BEGIN DATA FOR REVIEW
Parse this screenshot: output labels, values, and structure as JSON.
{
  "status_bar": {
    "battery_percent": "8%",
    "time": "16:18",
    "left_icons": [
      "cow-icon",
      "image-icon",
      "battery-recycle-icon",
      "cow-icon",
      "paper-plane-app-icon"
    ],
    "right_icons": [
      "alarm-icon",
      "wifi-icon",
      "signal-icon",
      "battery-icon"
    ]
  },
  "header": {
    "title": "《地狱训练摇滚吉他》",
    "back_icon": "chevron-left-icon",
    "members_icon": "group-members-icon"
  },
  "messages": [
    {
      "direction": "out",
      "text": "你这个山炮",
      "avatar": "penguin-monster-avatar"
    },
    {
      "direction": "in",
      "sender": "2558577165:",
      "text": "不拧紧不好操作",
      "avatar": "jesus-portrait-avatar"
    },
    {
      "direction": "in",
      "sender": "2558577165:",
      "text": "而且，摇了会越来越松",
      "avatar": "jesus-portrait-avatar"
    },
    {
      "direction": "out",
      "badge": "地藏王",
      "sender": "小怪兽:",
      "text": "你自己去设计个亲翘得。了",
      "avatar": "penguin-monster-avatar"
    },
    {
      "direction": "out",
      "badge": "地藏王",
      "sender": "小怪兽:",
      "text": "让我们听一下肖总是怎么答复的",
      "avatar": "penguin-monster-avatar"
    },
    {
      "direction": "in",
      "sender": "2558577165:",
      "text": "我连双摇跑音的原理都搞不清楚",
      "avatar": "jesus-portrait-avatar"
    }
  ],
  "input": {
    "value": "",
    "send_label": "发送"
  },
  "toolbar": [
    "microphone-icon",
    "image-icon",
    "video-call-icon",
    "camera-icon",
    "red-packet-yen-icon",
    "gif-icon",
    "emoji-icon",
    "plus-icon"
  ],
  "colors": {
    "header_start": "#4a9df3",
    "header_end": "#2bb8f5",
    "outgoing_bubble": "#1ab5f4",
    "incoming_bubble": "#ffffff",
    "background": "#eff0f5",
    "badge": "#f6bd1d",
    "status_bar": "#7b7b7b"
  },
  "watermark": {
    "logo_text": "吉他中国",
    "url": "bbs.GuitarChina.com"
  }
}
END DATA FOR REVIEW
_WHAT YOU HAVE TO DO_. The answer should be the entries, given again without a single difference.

_ANSWER BOX_.
Parse this screenshot: output labels, values, and structure as JSON.
{
  "status_bar": {
    "battery_percent": "8%",
    "time": "16:18",
    "left_icons": [
      "cow-icon",
      "image-icon",
      "battery-recycle-icon",
      "cow-icon",
      "paper-plane-app-icon"
    ],
    "right_icons": [
      "alarm-icon",
      "wifi-icon",
      "signal-icon",
      "battery-icon"
    ]
  },
  "header": {
    "title": "《地狱训练摇滚吉他》",
    "back_icon": "chevron-left-icon",
    "members_icon": "group-members-icon"
  },
  "messages": [
    {
      "direction": "out",
      "text": "你这个山炮",
      "avatar": "penguin-monster-avatar"
    },
    {
      "direction": "in",
      "sender": "2558577165:",
      "text": "不拧紧不好操作",
      "avatar": "jesus-portrait-avatar"
    },
    {
      "direction": "in",
      "sender": "2558577165:",
      "text": "而且，摇了会越来越松",
      "avatar": "jesus-portrait-avatar"
    },
    {
      "direction": "out",
      "badge": "地藏王",
      "sender": "小怪兽:",
      "text": "你自己去设计个亲翘得。了",
      "avatar": "penguin-monster-avatar"
    },
    {
      "direction": "out",
      "badge": "地藏王",
      "sender": "小怪兽:",
      "text": "让我们听一下肖总是怎么答复的",
      "avatar": "penguin-monster-avatar"
    },
    {
      "direction": "in",
      "sender": "2558577165:",
      "text": "我连双摇跑音的原理都搞不清楚",
      "avatar": "jesus-portrait-avatar"
    }
  ],
  "input": {
    "value": "",
    "send_label": "发送"
  },
  "toolbar": [
    "microphone-icon",
    "image-icon",
    "video-call-icon",
    "camera-icon",
    "red-packet-yen-icon",
    "gif-icon",
    "emoji-icon",
    "plus-icon"
  ],
  "colors": {
    "header_start": "#4a9df3",
    "header_end": "#2bb8f5",
    "outgoing_bubble": "#1ab5f4",
    "incoming_bubble": "#ffffff",
    "background": "#eff0f5",
    "badge": "#f6bd1d",
    "status_bar": "#7b7b7b"
  },
  "watermark": {
    "logo_text": "吉他中国",
    "url": "bbs.GuitarChina.com"
  }
}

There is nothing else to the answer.